Laich's breakout 2007-08 saw the former sixth-round pick crack the 20-goal barrier for the first time since juniors and finish third on the team in lamp-lighters. The keen observer will note that Laich's 17.2 shooting percentage was 13th in the NHL, which is nice, but unlikely to be repeated. How unlikely? Of the top ten shooting percentages of players scoring between 20 and 39 goals (inclusive) in each of the first two years since the lockout (parameters which would place Laich in sixth this past season), the average decrease in shot percentage in the following year is 6.72%, and every single one of the players had at least a 2.64% decline.* Along with the dip in shooting percentage, these players saw their goal totals drop by an average of 8.4.

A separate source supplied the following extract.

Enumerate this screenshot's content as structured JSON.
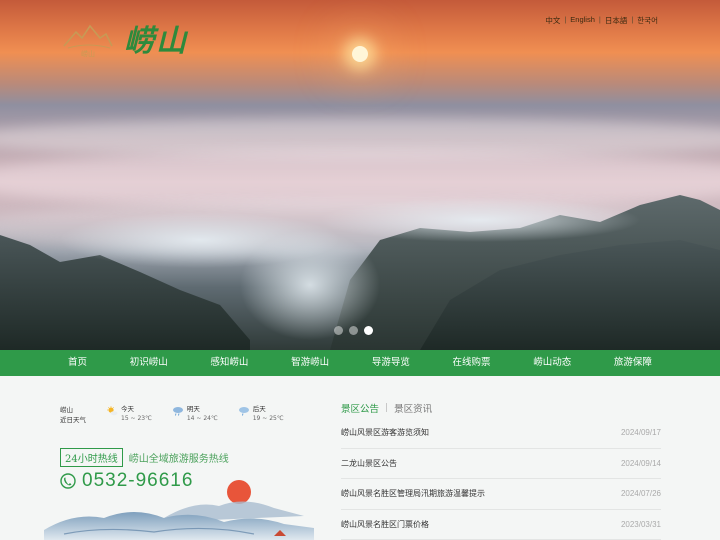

Using the past performance of a small sample to predict an individual future outcome is pretty lousy statistics, but let's have at it any way. Assuming that Laich has an average (6.72%) drop in his shooting percentage and takes the same number of shots in 2008-09 as he did in 2007-08 (a rather generous assumption, considering both the potential return of Cap'n Clark and the fact that Laich didn't miss a game last season), he'll score 12.8 goals. If he equals that smallest drop off (2.64% - Alex Tanguay from 2005-06 to 2006-07, incidentally), he'll score 17.8 goals. To get all the way back to 21 goals, Laich would have to fire 201 shots in the first scenario and 145 in the second (and the most shots on goal he's ever had in a single season as a pro is 150 with Portland back during the lockout).
If you're starting to get the feeling that Laich isn't going to be back in the 20-goal club next year, this might seal the deal for you - thirteen of Laich's 21 goals last season came in a 26-game stretch from early February through April Fool's Day, a span during which he had just 50 shots on goal for a 26% shooting percentage. Take away that hot streak and Laich scored 8 goals on 72 shots, which is a sustainable 11.1% (coincidentally right around his 17.2% minus the 6.72% average drop off and also Bryan Smolinski's career shooting percentage, for a point of reference), and just under a 12-goal pace for a full season. Of course, take away any player's hot streaks and his numbers are going to look pretty awful, so consider those to be the basement floor... or not.
The point of this whole exercise certainly isn't to bash Laich (who brings a lot to the table other than goal scoring) or to piss in your Cheerios if you're excited about the signing (which I certainly am), but rather to be realistic in our expectations. Either Laich made "the leap" after Groundhog Day, or he'll regress some in the goal department. My bet? Well, since we're talking about betting and 21 (and his 21 goals), I'll say that the dealer holds on 16.
* Why between 20 and 39? Any fewer gets a bit more fluky and any more and you're undeniably in legit goal-scorer territory. Also worth noting, neither Chris Clark's nor Steve Sullivan's 2007-08 totals were included due to so few games played.